Some government officials have warned of the privacy and security implications arising from shoddy data security—even as the Obama Administration ignored those concerns. Michael Astrue, a former general counsel of HHS, offered objections while serving as the commissioner of Social Security through February 2013. He has called the Administration’s exchange portal “an overly simplistic system without adequate privacy safeguards”:
The system’s lack of any substantial verification of the user would leave members of the public open to identity theft, lost periods of health insurance coverage, and exposure of address for victims of domestic abuse and others.
Astrue dubbed the version of the portal “the most widespread violation of the Privacy Act in our history,” noting that both he and the head of the IRS “raised strong legal objections” with the Office of Management and Budget—objections that, Astrue argues, have been ignored in favor of what he calls “an absurdly broad interpretation of the Privacy Act’s ‘routine use’ exemption.”
Navigators Pose a Security Risk
While the data hub creates concerns that Americans could be subjected to electronic identity fraud, Obamacare’s “navigators” could subject Americans to in-person scams. HHS recently announced it was lowering by one-third—from 30 hours to 20—the minimum training time for navigators. As a result, individuals can be certified as navigators with fewer than three full days’ training—and few security checks. While guidelines regarding navigators released in July permitted states to establish “minimum eligibility criteria and background checks” for navigators, it did not require them to do so.
Because their job involves helping Americans figure out their insurance options, navigators will often have access to sensitive personal information—bank accounts, Social Security numbers, insurance identification, and more. Yet navigators will not be required to undergo background checks, and the process for filing complaints about unscrupulous navigators remains unclear at best. Even California’s insurance commissioner—a Democrat and strong supporter of Obamacare—raised concerns that navigators would put consumers at risk for scams: “We can have a real disaster on our hands.”
Not One Dime
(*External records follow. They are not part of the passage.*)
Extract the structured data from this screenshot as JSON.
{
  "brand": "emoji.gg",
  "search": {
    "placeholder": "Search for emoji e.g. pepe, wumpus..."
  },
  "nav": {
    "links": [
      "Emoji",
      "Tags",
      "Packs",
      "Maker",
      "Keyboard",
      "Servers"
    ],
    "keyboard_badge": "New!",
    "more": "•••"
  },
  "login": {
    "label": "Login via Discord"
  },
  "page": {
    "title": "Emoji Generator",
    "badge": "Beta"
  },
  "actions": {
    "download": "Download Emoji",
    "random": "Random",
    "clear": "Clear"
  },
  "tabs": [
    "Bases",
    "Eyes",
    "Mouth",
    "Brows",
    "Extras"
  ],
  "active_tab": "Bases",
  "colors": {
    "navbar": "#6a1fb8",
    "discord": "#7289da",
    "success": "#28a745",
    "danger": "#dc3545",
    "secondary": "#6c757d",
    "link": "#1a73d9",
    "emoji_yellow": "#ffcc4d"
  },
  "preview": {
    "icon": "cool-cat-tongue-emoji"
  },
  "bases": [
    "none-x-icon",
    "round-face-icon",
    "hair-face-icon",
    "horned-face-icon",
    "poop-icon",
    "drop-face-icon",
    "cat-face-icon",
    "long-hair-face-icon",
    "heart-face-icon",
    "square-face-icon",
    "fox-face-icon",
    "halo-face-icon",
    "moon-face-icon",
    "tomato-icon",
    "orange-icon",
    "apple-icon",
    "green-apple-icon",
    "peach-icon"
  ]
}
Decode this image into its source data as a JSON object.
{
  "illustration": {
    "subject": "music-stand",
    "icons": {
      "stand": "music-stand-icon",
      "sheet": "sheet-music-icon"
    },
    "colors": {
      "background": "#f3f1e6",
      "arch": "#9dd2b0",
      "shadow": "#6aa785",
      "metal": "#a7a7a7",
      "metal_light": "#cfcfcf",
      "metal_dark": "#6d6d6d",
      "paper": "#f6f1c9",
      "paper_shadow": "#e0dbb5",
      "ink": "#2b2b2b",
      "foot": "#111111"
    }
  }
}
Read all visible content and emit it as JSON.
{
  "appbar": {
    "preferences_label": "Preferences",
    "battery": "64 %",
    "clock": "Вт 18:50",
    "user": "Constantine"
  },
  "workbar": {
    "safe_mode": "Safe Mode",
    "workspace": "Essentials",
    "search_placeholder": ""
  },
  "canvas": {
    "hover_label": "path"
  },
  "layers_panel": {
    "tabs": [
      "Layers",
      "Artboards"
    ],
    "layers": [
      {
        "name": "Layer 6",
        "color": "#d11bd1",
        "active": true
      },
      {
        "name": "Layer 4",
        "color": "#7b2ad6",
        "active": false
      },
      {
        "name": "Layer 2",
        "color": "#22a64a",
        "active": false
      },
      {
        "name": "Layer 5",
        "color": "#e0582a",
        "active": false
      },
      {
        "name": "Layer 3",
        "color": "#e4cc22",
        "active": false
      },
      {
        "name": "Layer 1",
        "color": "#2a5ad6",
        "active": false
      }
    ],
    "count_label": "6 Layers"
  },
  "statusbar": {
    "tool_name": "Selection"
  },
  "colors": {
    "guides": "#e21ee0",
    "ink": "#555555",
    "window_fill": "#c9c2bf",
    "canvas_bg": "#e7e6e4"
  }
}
Federal agencies have already encountered difficulties preserving the integrity of Americans’ sensitive information. Earlier this year, a medical provider in California sued the IRS for improperly seizing 60 million records of 10 million Americans. Yet under Obamacare, the IRS and other federal agencies will hold more new powers and have access to even more of Americans’ personal health and financial information.
In its mad rush to implement its unworkable law, the Obama Administration has taken a slapdash and shoddy approach to Americans’ personal security. Given these stakes, the choice for Congress could not be clearer: Congress should preserve Americans’ privacy by refusing to spend another dime implementing Obamacare.
—Chris Jacobs is Senior Policy Analyst in the Center for Health Policy Studies at The Heritage Foundation.